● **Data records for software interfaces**
----
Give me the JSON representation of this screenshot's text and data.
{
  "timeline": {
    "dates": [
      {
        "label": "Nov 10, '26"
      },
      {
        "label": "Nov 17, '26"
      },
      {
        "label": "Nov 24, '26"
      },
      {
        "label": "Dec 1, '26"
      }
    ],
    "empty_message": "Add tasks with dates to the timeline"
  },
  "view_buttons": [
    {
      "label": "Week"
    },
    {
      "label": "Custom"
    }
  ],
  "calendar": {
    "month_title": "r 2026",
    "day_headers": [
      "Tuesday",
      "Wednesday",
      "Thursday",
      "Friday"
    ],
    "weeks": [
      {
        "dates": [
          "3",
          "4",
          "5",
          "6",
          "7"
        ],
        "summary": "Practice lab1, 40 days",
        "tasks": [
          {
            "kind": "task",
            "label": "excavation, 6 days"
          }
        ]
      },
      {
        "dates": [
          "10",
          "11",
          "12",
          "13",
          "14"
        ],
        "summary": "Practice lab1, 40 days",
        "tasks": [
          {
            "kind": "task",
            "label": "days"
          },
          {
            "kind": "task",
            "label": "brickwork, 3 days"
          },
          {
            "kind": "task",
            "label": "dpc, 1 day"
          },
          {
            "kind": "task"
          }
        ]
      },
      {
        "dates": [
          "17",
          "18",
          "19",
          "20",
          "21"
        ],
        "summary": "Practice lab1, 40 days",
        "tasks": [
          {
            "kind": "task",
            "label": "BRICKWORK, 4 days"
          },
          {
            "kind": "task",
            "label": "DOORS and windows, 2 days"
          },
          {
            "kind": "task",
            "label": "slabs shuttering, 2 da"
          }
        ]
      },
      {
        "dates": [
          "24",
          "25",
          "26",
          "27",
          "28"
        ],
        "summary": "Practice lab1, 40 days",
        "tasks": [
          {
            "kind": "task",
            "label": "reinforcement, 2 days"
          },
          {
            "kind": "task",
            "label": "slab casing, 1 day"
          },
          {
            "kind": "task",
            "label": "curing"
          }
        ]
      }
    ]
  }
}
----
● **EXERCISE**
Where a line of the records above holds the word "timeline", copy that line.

● **RESULT BELOW**
  "timeline": {
    "empty_message": "Add tasks with dates to the timeline"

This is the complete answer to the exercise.